Author: Digital Inclusion Conference
Published Date: 10 October 2011

Gdansk, Poland. Digital Inclusion Conference
Ladies and Gentlemen,

How good it is this conference happens in Poland – a country of creativity and entrepreneurship, and a country that also has undergone great transformation.

Transformation is both a challenge and an opportunity. For Poland, it started at the beginning of the 90s, the same time as the Internet came onto the scene. 20 years on, the challenges Europe faces demand another transformation. We have to cope with a financial crisis, rising unemployment, demographic change, and ever tougher competition in a global marketplace. We have to reinvent ourselves.

As Dante said, back in the Middle Ages, “some are waiting for the times to change. Others take the time to make a change”. And, through your work helping Europe prepare for a digital future, you are doing that.

This digital transformation is geared to social innovation, and preparing for the economy of the future. That is the spirit of “Europe 2020″, the EU’s strategy to deliver growth for the future, and jobs which are smart, sustainable and inclusive.

The Digital Agenda for Europe is a key part of that strategy. Because, as Commission President Barroso put it last week in his State of the Union speech: “growth in the future will depend more and more on harnessing information technology.”

ICT has driven productivity and economic growth over the past decade. And it will continue to do so in the future.

Because investment in ICT capital pays off. In fact, it pays off better than most other forms of capital investment: the “ICT dividend” amounts to an extra return of around 7 per cent. But only when accompanied by investment in intangible capital – that is, investment in people, in skills, in digital literacy.
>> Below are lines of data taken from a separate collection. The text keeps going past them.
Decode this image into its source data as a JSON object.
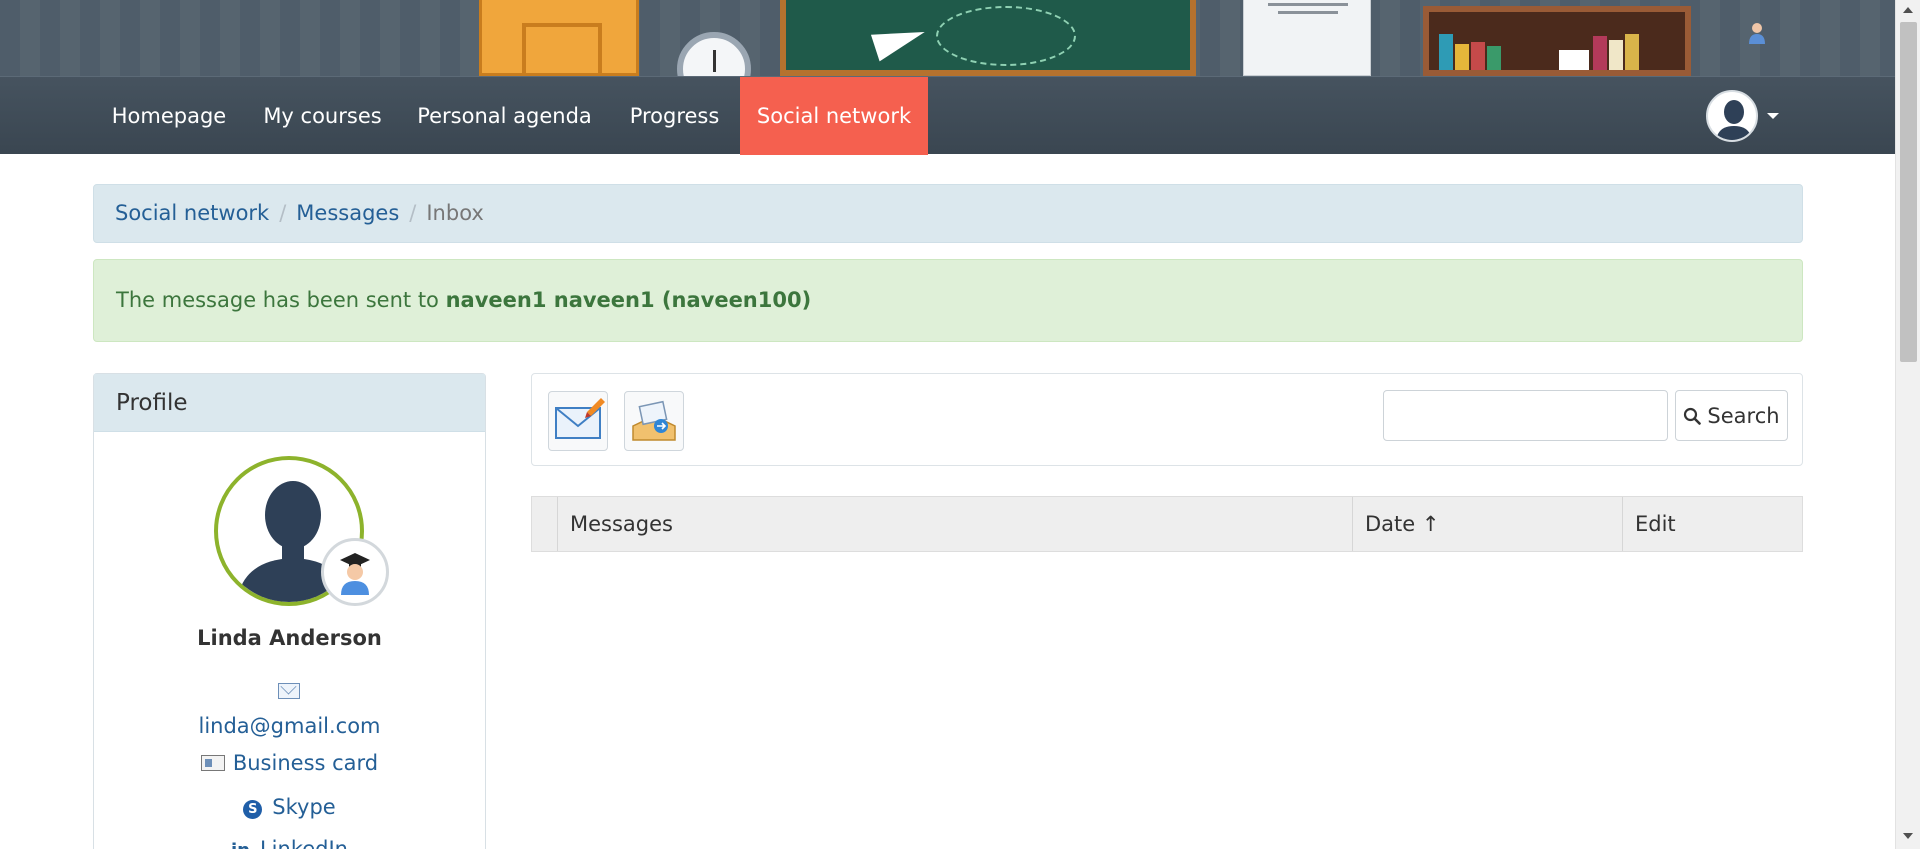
{
  "nav": {
    "items": [
      {
        "label": "Homepage"
      },
      {
        "label": "My courses"
      },
      {
        "label": "Personal agenda"
      },
      {
        "label": "Progress"
      },
      {
        "label": "Social network"
      }
    ],
    "active": "Social network"
  },
  "breadcrumb": {
    "items": [
      "Social network",
      "Messages"
    ],
    "current": "Inbox"
  },
  "alert": {
    "text": "The message has been sent to ",
    "bold": "naveen1 naveen1 (naveen100)"
  },
  "profile": {
    "heading": "Profile",
    "name": "Linda Anderson",
    "email": "linda@gmail.com",
    "business_card": "Business card",
    "skype": "Skype",
    "linkedin": "LinkedIn"
  },
  "toolbar": {
    "compose_icon": "compose-mail-icon",
    "outbox_icon": "outbox-icon",
    "search_value": "",
    "search_label": "Search"
  },
  "table": {
    "columns": [
      "Messages",
      "Date ↑",
      "Edit"
    ]
  },
  "colors": {
    "nav_active": "#f5604f",
    "link": "#245f96",
    "alert_text": "#3c763d",
    "alert_bg": "#dff0d8",
    "avatar_ring": "#8db32c"
  }
}
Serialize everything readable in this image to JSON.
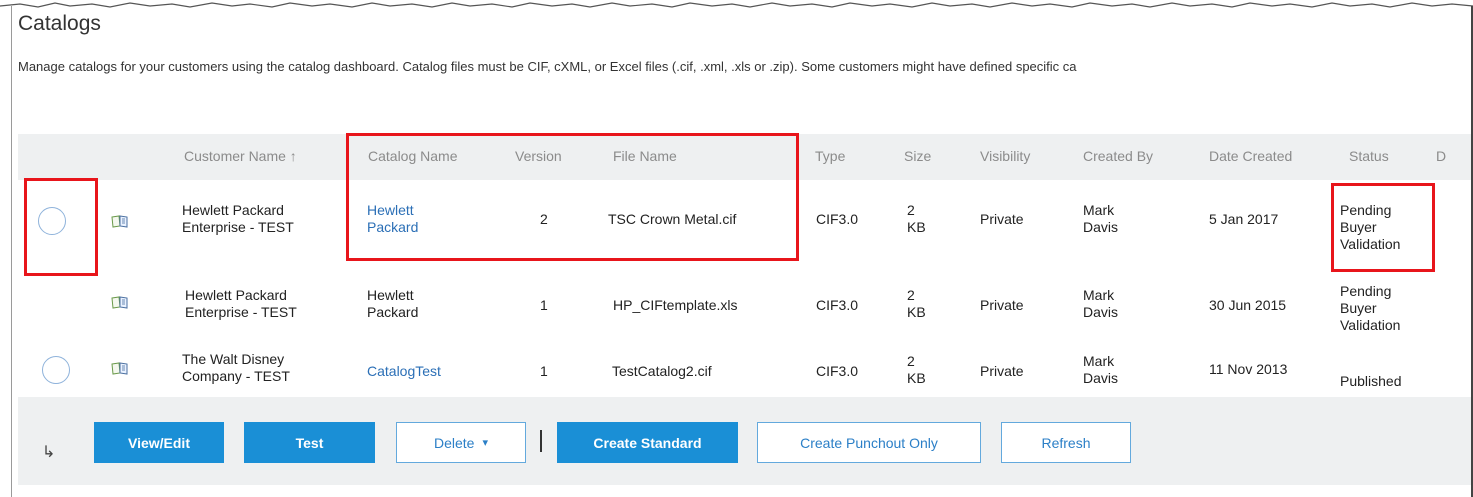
{
  "page": {
    "title": "Catalogs",
    "description": "Manage catalogs for your customers using the catalog dashboard. Catalog files must be CIF, cXML, or Excel files (.cif, .xml, .xls or .zip). Some customers might have defined specific ca"
  },
  "table": {
    "columns": [
      "Customer Name ↑",
      "Catalog Name",
      "Version",
      "File Name",
      "Type",
      "Size",
      "Visibility",
      "Created By",
      "Date Created",
      "Status",
      "D"
    ],
    "rows": [
      {
        "customer": [
          "Hewlett Packard",
          "Enterprise - TEST"
        ],
        "catalog": [
          "Hewlett",
          "Packard"
        ],
        "version": "2",
        "file": "TSC Crown Metal.cif",
        "type": "CIF3.0",
        "size": [
          "2",
          "KB"
        ],
        "visibility": "Private",
        "created_by": [
          "Mark",
          "Davis"
        ],
        "date": "5 Jan 2017",
        "status": [
          "Pending",
          "Buyer",
          "Validation"
        ]
      },
      {
        "customer": [
          "Hewlett Packard",
          "Enterprise - TEST"
        ],
        "catalog": [
          "Hewlett",
          "Packard"
        ],
        "version": "1",
        "file": "HP_CIFtemplate.xls",
        "type": "CIF3.0",
        "size": [
          "2",
          "KB"
        ],
        "visibility": "Private",
        "created_by": [
          "Mark",
          "Davis"
        ],
        "date": "30 Jun 2015",
        "status": [
          "Pending",
          "Buyer",
          "Validation"
        ]
      },
      {
        "customer": [
          "The Walt Disney",
          "Company - TEST"
        ],
        "catalog": "CatalogTest",
        "version": "1",
        "file": "TestCatalog2.cif",
        "type": "CIF3.0",
        "size": [
          "2",
          "KB"
        ],
        "visibility": "Private",
        "created_by": [
          "Mark",
          "Davis"
        ],
        "date": "11 Nov 2013",
        "status": "Published"
      }
    ]
  },
  "actions": {
    "arrow": "↳",
    "view_edit": "View/Edit",
    "test": "Test",
    "delete": "Delete",
    "delete_caret": "▾",
    "create_standard": "Create Standard",
    "create_punchout": "Create Punchout Only",
    "refresh": "Refresh"
  },
  "icons": {
    "catalog_row": "catalog-book-icon",
    "radio": "radio-button"
  },
  "colors": {
    "primary_button": "#1a8fd6",
    "link": "#2b6fb6",
    "highlight_box": "#e8151b",
    "header_bg": "#eef0f1"
  }
}
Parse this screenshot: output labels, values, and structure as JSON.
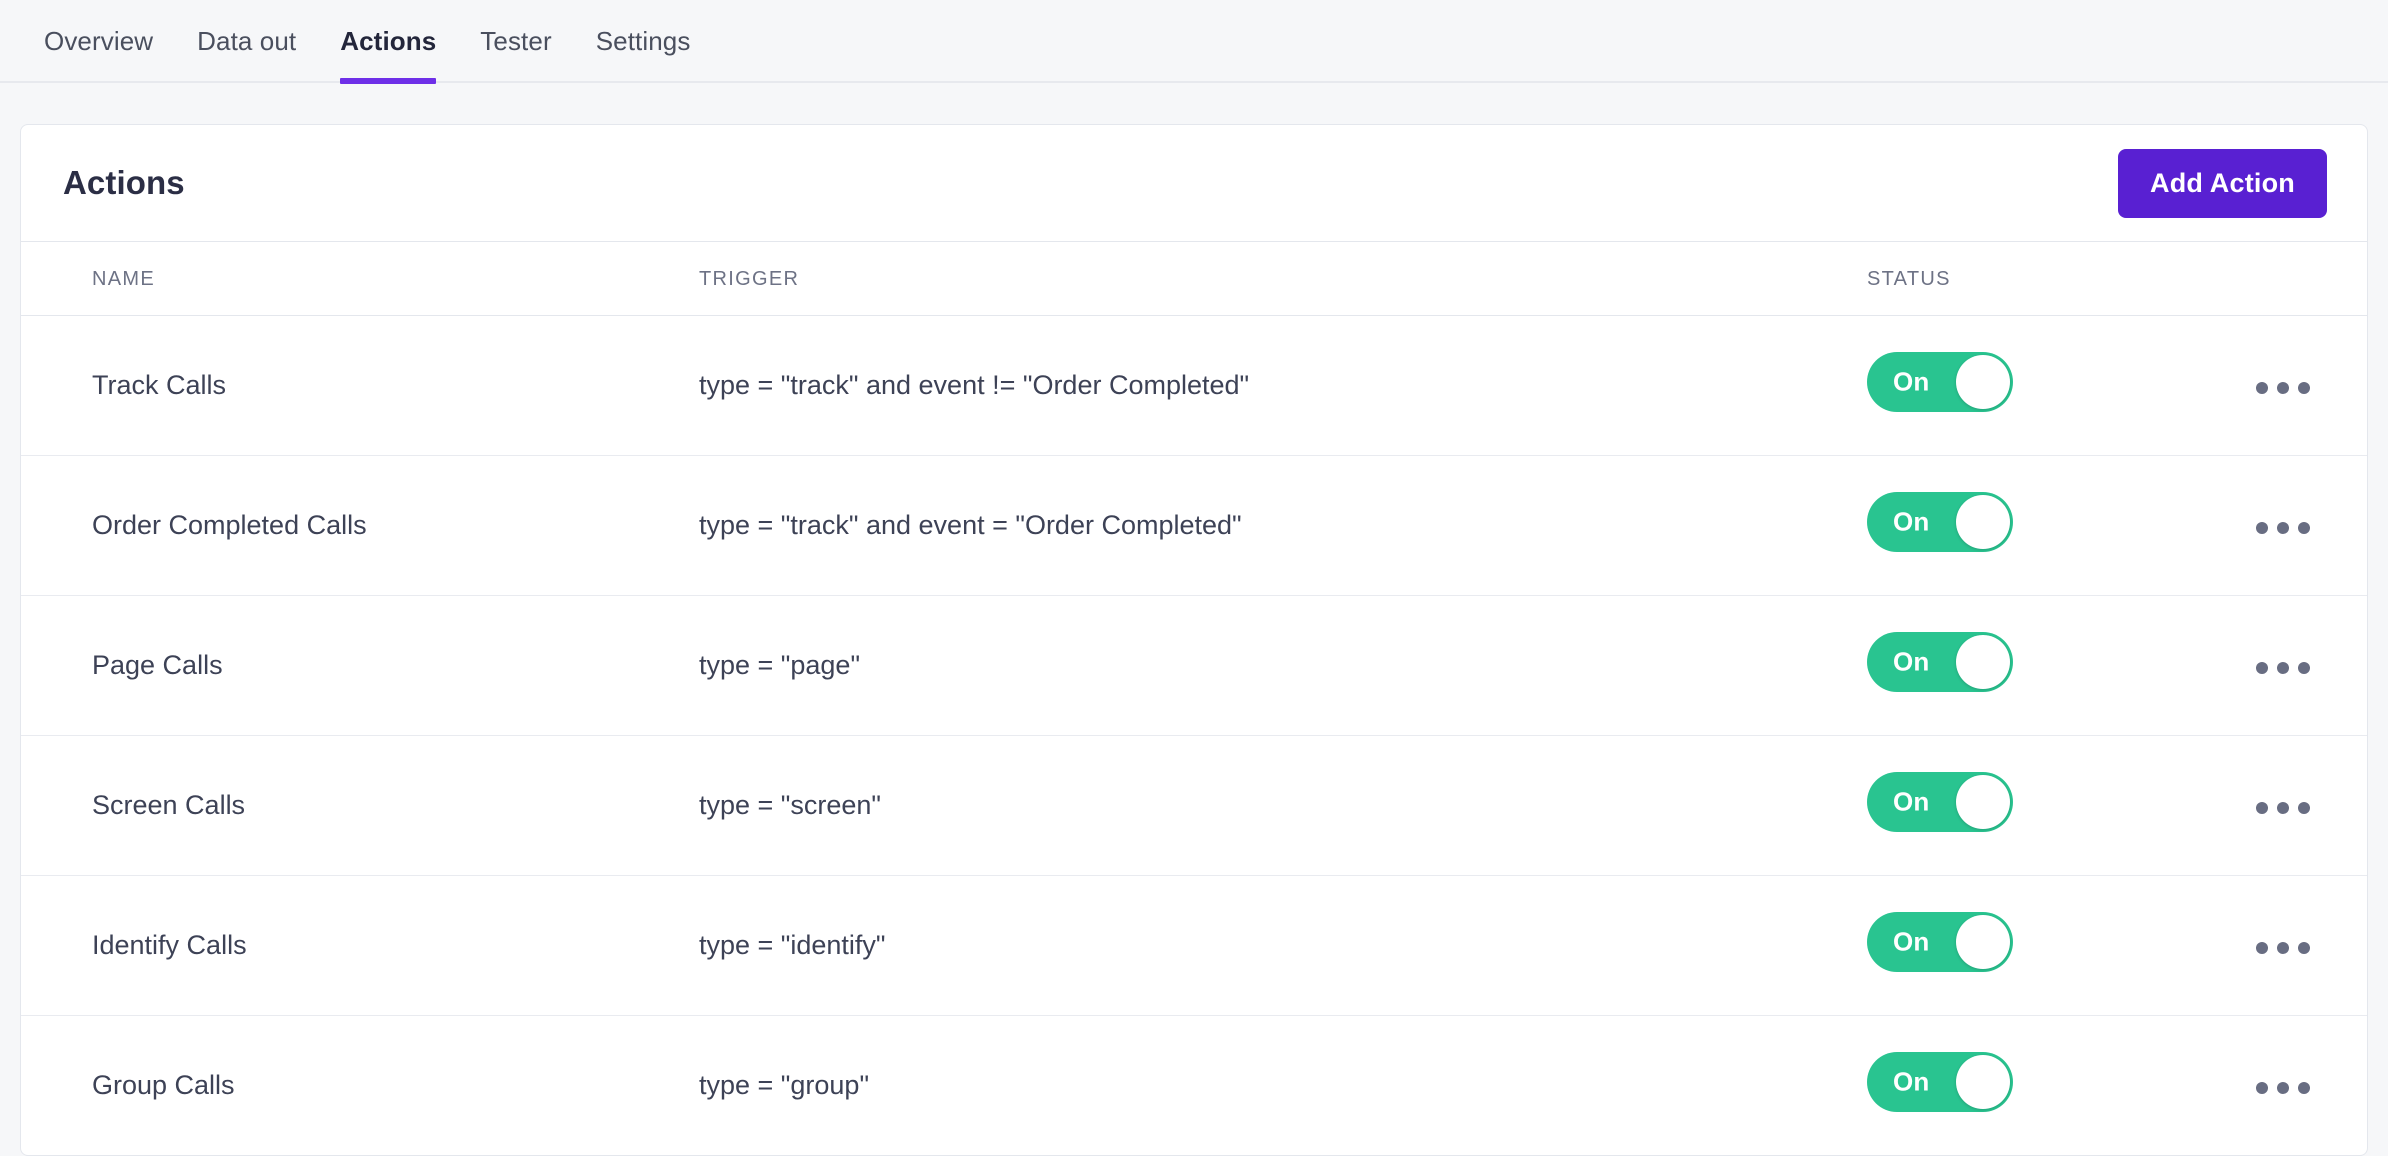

We – companies, governments and civil society – must make that investment for the future, and skill up to face new challenges. And we must include everyone, we must get “Every European Digital” so that we can all benefit from “smart”, innovation-based economic growth.

In the 21st century labour market, being IT competent will be on a par with reading, writing and arithmetic. As ICT pervades ever more aspects of our lives, ICT skills have become a must. We must integrate ICT into how we communicate, travel and do business; how we live, work, care.

Read the remainder of this speech where it was originally posted, on IEWY.